Allow lead negotiators from both sides to communicate, limiting any antagonism. Always professionally conduct negotiations. 

Flex with the Reality of COVID-19 

These past two years have been a challenge, with so many impacts on mergers and acquisitions. Business uncertainty has contributed to numerous buyers postponing acquisition plans or dumping them altogether. Due diligence and how it is conducted have changed, deal terms have changed. Availability, pricing and other terms of financing have also been impacted. With many people working remotely, there is no more getting everyone in one room. Get creative with technologies and techniques, which are now more critical as buyers and sellers, and finance providers adjust to the changing environment. 

Deal timelines in 2021 will be significantly extended. As a result, each stage of the transaction will take longer, including preliminary discussions between the parties, negotiation of an acquisition agreement, negotiation of a letter of intent, and the pre-closing period. 

Expect delays in obtaining regulatory and antitrust approvals. The Department of Justice recommends adding 30 days to mergers and acquisitions. Internal justifications for deal-making will need to be more coercive because buyers and their boards of directors will be much more cautious. Buyers will want to shift more closing risk and indemnity risk to sellers.  

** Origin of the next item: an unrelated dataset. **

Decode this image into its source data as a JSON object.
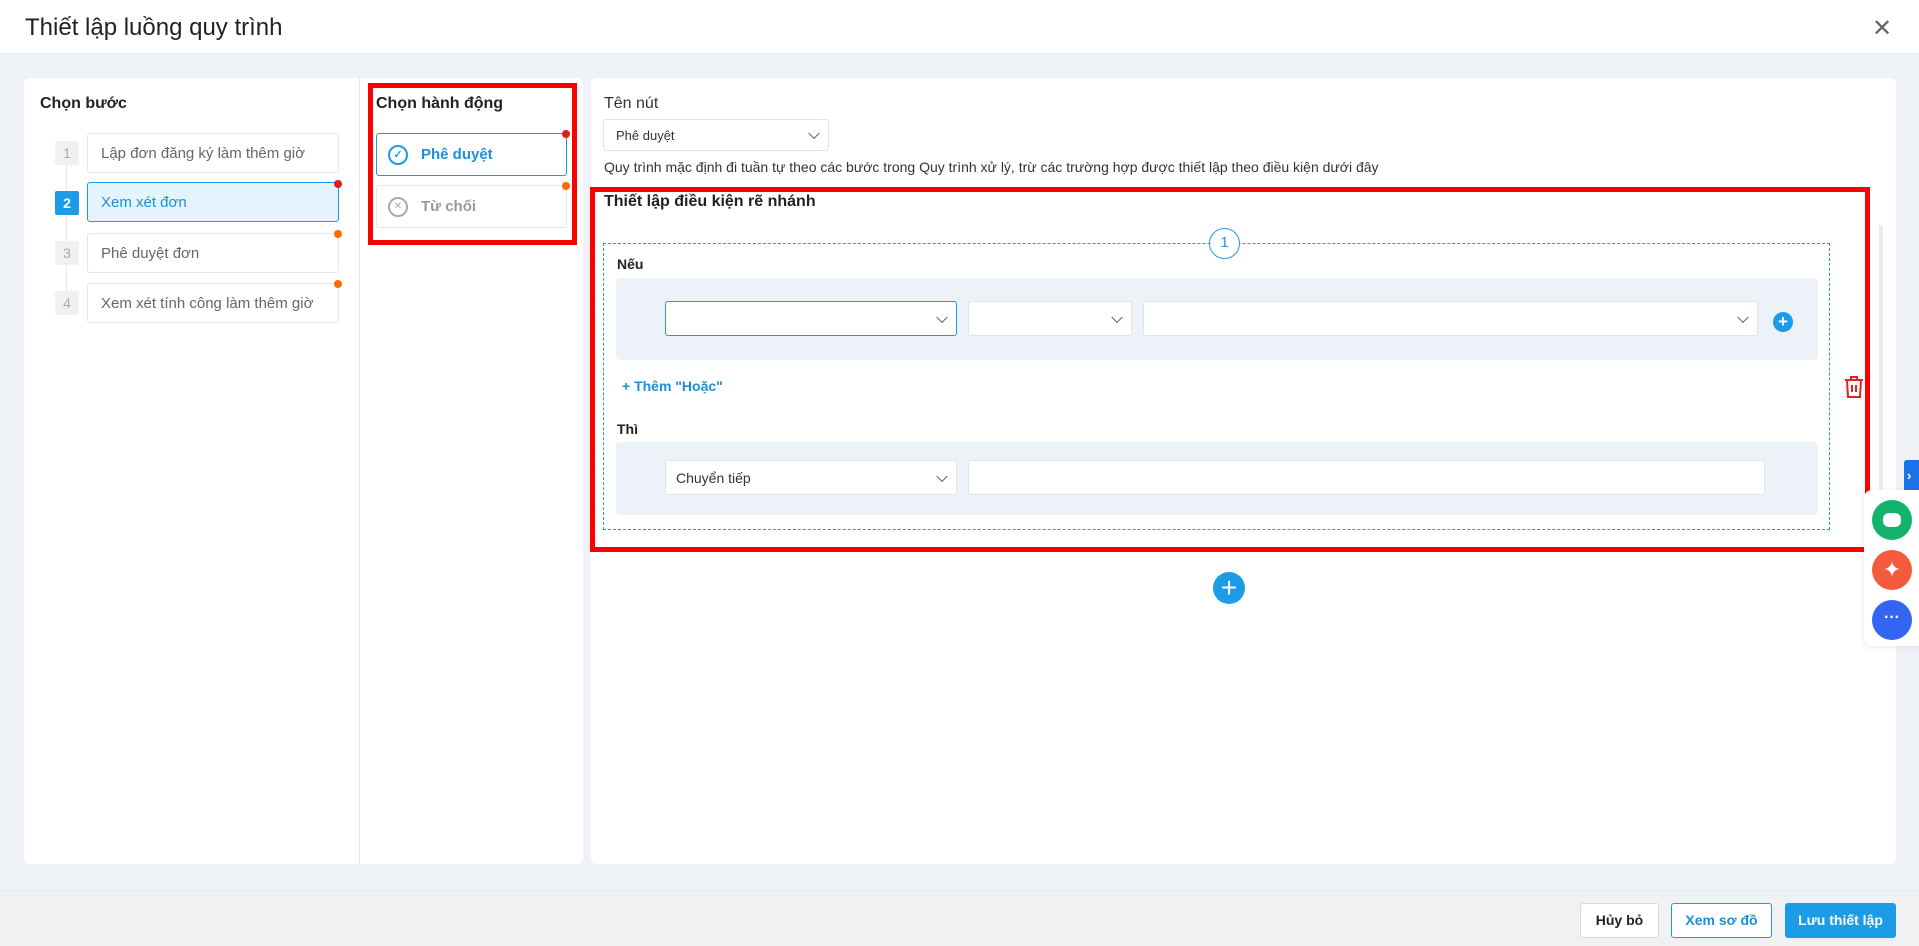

Financing will take longer, and lenders may seek stricter closing conditions, increasing buyers' and sellers' risk. Remember, though, many buyers remain "cash-rich" and can afford to take more time to find the right targets, even at a time when they face their own business challenges. Sellers need to take care not to breach an acquisition agreement with steps to respond to the pandemic. And the buyer may try to argue it should not be required to acquire a business whose value has deteriorated due to COVID-19 issues. Have the buyer pre-approve your contingency plans to avoid any disagreements. 

The information contained in this article is for general educational information only. This information does not constitute legal advice, is not intended to constitute legal advice, nor should it be relied upon as legal advice for your specific factual pattern or situation.

Hide comments


  • Allowed HTML tags: <em> <strong> <blockquote> <br> <p>

Plain text

  • No HTML tags allowed.
  • Web page addresses and e-mail addresses turn into links automatically.
  • Lines and paragraphs break automatically.